The NKS-B CommTech seminars on effective use of communication technology in radiological and nuclear emergency preparedness
Communication technology is playing an increasingly greater role in nuclear and radiological
emergency preparedness. The reaction time requested by modern societies has been much
reduced in recent years. Nowadays the modern media is able to set up live satellite based
news broadcasts from almost any place in the world. The authorities must be able to respond
and provide assessments and guidance as quickly as possible. Communication technology
plays a key role here.
One complicating factor is that more and more measurement and decision support systems
are being automated, but a common interface for the different systems (and in different

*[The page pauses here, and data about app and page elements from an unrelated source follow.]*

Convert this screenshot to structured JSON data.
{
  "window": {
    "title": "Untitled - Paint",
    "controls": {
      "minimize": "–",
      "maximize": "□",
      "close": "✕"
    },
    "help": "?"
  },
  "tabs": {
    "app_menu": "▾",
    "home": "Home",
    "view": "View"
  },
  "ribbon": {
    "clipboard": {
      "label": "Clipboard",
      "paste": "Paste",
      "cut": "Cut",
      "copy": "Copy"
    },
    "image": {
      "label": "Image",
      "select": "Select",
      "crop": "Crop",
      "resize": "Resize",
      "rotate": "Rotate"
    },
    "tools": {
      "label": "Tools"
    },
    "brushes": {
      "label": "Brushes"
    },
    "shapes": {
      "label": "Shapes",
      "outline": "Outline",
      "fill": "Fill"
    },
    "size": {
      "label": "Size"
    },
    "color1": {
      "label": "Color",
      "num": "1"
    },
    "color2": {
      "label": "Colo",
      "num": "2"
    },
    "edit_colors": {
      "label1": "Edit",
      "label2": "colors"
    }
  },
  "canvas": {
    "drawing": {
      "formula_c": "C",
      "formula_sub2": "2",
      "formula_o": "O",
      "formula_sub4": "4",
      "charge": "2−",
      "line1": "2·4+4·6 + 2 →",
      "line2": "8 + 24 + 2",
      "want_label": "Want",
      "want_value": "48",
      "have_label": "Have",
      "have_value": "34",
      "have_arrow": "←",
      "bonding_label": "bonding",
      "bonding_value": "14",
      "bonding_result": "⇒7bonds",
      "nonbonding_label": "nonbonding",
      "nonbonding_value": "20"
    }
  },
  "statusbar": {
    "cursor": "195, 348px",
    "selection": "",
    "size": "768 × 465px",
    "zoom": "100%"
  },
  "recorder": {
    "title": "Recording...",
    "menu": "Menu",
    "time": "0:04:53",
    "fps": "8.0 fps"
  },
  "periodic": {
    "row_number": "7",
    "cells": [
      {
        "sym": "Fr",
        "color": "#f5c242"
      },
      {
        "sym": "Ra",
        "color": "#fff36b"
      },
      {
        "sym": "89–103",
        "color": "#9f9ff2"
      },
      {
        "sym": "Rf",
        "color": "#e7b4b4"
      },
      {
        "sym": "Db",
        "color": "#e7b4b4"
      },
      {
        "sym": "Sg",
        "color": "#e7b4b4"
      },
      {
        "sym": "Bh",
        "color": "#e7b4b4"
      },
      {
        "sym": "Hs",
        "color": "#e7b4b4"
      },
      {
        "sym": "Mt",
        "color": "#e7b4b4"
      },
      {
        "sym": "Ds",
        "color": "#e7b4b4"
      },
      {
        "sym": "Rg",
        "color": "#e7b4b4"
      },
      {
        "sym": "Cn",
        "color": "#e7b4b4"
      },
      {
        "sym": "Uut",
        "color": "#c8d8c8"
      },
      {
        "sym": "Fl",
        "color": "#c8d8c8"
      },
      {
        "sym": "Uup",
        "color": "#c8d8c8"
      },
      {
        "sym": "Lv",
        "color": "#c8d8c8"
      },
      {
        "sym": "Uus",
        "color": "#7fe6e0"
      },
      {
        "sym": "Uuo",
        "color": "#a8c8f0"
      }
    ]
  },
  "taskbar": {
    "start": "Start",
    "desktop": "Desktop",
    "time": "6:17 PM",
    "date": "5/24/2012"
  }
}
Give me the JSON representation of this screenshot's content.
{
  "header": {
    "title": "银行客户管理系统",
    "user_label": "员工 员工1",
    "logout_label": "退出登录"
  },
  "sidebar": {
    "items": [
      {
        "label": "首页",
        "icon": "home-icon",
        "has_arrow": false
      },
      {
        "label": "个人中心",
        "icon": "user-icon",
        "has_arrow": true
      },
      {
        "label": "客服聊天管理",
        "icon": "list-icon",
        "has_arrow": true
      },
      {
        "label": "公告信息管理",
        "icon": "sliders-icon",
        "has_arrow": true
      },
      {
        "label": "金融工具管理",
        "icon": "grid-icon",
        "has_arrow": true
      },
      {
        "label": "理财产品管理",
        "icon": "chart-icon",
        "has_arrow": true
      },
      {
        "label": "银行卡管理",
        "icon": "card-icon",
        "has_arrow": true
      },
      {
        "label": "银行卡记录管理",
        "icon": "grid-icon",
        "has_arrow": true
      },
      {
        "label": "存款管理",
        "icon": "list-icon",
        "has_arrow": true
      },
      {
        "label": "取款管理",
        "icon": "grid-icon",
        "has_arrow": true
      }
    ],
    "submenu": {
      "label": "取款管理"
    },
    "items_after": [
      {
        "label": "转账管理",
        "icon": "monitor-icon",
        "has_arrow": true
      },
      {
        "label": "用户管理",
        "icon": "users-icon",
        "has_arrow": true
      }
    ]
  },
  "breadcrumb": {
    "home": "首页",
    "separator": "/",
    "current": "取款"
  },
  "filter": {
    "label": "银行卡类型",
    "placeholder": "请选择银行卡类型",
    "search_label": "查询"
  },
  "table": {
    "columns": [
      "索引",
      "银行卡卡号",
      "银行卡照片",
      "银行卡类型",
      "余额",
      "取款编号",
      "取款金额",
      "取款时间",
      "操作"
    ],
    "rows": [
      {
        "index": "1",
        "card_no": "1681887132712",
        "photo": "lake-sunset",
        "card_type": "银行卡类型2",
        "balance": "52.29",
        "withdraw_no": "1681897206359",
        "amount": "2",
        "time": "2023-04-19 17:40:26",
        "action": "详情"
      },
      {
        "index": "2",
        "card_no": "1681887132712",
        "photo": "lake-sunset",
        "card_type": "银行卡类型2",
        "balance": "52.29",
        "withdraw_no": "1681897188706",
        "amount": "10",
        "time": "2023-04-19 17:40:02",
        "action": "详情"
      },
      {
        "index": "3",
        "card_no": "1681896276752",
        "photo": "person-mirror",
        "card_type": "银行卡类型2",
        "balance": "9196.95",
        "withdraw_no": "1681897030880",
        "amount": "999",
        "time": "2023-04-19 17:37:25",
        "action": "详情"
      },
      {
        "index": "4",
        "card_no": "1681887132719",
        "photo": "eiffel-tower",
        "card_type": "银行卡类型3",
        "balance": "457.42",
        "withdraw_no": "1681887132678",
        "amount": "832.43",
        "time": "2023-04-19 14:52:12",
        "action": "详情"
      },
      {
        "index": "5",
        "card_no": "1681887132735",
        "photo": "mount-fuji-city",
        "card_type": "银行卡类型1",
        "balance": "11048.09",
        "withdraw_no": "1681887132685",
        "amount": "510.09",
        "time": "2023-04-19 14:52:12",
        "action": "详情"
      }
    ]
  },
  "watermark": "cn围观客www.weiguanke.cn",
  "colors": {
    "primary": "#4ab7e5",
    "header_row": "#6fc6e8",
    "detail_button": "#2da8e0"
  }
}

countries) is still to be defined. Different communication protocols are in use, each may have
its own advantage, but how should one be chosen for common use?
Even the choice of how web technology is used is not as simple as it would seem at first sight.
Many web sites may appear to the ordinary user to be advanced and serving their purpose
well. Yet when one tries to print the information the right hand side of the displayed text may
be missing. In reality there have been substantial improvements in standardization of web
technology, but most web sites are still based on older standards. As a consequence their
performance is very browser specific and usually formatting code is mixed with the actual
contents. For emergency preparedness this means that far more stringent requirements need
to be placed on the communication channels than would be the case if new standards were
properly used (high bandwidth may be required were very low bandwidth might have been
sufficient). This also means fewer opportunities for using mobile devices (e.g. telephone with
web browsers) that are becoming more integrated into emergency response systems.
The NKS-B CommTech seminars
Communication technology is a rapidly expanding field, with no one expert having a complete
overview. This makes it difficult for potential users to identify the pitfalls and the possibilities
the new technique may offer.